Obviously, You Can’t Be Obvious
Written by: Mike Parkin, Product Marketing Engineer – As deception technology has matured into a modern and effective security solution, vendors have pursued different techniques for creating decoys, lures, and the rest of the details that go into a deception platform. One of the challenges the industry faces is creating deceptive assets that fall into the ‘sweet spot’ that will lure an attacker in without being an obvious trap.
To be fully effective, the deception needs to cover the whole environment. A skilled attacker will be trying to leverage everything they can find. That means they will be looking for credentials and resources on the endpoints, as well as vulnerable systems and services they can find on the network. Since your adversary is looking everywhere, there should be deception everywhere to blur the attack surface and make their job more difficult.
However, there is more to good deception than just having deceptive assets throughout the environment. Those assets need to be inviting enough that an attacker will notice and engage with them, but not so inviting that they are an obvious plant. It’s a matter of authenticity. The more a decoy or deceptive asset looks like the real thing, the more likely an attacker is to take the bait.
For decoys, systems, and services, this authenticity comes from using “real” operating systems and services. To perfectly match the environment’s systems, the best deception solutions can accommodate custom “gold disk” images. Another advantage to these “real” systems is they enable a high level of interaction with the attacker. That interaction can be invaluable for gathering adversary intelligence the organization can leverage to improve the rest of their stack. Ideally, this authenticity extends into the deceptive credentials and other endpoint assets, which comes from basing them on the format, style, and naming conventions used in production.
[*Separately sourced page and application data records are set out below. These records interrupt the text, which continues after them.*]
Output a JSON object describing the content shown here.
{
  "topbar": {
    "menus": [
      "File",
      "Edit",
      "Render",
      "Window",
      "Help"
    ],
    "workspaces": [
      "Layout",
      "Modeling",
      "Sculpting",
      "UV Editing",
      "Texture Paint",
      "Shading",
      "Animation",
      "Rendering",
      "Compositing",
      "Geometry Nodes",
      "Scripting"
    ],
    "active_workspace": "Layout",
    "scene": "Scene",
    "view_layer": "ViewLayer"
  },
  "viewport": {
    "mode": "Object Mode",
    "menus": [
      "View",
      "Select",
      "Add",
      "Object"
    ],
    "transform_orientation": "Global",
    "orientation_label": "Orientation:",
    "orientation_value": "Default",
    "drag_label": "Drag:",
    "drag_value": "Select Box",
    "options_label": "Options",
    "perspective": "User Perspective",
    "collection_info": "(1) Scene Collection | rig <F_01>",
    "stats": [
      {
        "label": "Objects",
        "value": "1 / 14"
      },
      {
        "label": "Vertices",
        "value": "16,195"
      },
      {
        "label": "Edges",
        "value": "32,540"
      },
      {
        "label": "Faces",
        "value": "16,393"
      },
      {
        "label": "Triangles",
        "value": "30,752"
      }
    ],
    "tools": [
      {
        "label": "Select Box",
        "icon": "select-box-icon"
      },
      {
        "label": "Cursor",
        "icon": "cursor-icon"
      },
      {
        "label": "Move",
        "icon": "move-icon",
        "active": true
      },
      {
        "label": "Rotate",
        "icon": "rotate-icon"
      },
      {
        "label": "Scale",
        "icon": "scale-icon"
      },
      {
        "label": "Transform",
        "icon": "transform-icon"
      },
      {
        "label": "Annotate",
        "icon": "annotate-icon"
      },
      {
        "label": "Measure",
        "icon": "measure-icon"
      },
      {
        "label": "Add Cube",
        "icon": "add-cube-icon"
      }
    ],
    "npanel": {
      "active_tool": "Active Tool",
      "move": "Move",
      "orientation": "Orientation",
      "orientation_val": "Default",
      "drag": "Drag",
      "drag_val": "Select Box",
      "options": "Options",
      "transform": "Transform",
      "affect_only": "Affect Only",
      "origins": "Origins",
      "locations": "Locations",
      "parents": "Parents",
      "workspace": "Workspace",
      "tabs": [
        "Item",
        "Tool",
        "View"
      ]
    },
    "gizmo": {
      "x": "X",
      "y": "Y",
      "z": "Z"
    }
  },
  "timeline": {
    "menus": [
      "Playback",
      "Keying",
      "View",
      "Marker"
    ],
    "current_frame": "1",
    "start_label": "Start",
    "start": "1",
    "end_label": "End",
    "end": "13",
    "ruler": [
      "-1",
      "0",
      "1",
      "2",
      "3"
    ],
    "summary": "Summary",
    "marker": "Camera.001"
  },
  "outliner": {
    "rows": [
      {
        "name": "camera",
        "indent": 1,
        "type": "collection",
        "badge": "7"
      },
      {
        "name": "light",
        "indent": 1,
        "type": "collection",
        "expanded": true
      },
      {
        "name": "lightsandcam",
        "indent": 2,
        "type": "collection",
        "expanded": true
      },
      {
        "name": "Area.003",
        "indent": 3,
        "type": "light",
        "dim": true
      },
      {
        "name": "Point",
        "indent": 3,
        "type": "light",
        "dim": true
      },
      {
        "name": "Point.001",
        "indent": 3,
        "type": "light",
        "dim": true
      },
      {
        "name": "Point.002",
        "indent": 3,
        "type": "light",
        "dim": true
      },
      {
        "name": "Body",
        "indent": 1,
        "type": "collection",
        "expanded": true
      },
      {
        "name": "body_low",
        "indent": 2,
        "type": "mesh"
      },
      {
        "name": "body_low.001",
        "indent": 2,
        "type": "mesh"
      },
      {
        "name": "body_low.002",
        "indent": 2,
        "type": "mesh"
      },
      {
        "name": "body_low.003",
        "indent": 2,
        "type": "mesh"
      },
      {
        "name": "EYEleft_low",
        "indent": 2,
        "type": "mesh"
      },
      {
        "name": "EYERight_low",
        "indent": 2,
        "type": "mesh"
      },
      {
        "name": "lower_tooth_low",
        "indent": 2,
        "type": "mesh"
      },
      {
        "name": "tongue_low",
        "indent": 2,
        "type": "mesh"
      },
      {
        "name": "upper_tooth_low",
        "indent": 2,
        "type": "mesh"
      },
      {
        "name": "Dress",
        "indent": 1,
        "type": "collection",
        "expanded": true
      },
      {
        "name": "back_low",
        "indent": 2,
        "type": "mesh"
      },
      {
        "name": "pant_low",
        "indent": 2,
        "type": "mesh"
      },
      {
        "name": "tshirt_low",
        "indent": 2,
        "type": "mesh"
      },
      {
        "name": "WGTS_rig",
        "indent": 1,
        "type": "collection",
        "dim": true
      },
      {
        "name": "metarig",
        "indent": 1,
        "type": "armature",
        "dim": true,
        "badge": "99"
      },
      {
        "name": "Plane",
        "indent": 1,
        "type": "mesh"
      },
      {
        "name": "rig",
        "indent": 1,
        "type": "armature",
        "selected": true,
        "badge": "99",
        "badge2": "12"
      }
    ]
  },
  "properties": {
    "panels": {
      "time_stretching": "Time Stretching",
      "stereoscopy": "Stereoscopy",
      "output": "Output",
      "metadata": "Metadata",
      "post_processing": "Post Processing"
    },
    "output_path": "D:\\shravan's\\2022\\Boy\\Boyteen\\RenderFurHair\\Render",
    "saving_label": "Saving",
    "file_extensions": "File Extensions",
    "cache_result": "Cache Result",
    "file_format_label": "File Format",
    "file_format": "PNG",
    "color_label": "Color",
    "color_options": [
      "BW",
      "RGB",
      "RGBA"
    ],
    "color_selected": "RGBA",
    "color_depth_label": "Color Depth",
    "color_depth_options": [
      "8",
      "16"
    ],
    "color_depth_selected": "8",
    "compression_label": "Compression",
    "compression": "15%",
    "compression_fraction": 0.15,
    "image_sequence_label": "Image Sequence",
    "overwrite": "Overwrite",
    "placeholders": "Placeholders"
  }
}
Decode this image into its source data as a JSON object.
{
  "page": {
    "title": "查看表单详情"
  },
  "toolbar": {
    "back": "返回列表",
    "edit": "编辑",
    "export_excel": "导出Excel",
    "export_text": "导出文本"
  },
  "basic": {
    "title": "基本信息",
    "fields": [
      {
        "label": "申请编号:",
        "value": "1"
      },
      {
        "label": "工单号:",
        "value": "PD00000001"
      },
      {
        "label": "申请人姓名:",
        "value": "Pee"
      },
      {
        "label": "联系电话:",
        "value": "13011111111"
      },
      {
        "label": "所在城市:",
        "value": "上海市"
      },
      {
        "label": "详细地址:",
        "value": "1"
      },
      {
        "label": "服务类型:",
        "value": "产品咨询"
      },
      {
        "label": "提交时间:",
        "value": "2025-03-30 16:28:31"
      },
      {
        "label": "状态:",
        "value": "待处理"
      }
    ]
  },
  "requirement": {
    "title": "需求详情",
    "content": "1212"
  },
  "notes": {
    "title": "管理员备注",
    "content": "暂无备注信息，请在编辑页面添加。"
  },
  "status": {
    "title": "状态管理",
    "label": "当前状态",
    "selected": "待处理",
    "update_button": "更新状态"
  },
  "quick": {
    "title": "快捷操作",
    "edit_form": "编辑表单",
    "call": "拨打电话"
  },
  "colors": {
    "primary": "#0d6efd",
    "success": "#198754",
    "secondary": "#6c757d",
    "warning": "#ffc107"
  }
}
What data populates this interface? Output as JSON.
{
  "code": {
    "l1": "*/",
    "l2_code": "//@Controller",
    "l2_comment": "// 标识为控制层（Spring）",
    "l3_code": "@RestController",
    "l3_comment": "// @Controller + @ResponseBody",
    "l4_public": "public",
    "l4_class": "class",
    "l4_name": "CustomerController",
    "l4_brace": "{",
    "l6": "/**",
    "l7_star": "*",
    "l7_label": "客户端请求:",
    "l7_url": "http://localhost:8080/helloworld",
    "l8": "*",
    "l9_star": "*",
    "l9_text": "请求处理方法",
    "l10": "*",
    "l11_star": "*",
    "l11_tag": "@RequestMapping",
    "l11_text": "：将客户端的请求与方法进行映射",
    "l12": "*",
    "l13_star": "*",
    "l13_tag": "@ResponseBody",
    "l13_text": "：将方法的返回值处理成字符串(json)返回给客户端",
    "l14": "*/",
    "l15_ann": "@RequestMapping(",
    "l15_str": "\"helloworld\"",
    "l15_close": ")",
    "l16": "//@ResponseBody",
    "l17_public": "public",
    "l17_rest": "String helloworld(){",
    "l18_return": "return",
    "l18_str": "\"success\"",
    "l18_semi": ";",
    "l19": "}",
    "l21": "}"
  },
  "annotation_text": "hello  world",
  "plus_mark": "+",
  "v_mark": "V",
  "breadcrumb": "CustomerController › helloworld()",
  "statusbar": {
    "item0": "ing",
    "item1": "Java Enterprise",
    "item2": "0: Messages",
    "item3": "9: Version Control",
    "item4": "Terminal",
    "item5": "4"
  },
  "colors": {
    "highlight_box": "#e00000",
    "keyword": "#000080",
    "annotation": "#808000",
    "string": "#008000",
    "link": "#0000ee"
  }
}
Some competitors in the deception technology space rely on emulation or low interaction decoys to deceive attackers. While those solutions can be small and light, they also don’t provide a lot of authenticities and are relatively easy for an attacker to identify and avoid. After all, if they can see it’s not real, they know to keep their hands off it.
At the other end of the scale, one of the deception vendors includes “stand-out” decoys as a feature. The idea is that a highly visible system is going to attract more attention and is more likely to draw in an attacker. While this is good in theory and would be very inviting to an inexperienced opponent, the reality is that a system that is “obvious” is going to send up red flags for a skilled attacker. Again, if they suspect it’s a trap, they’re going to avoid it.
The bottom line is that the best deception is going to cover the entire environment with decoys and bait that looks real. They can’t be so lightweight, or ‘stand-out’ so much, that they’re an obvious trap. They need to fall in that sweet spot, where they’re ubiquitous and authentic, so an attacker can’t tell them from the real thing.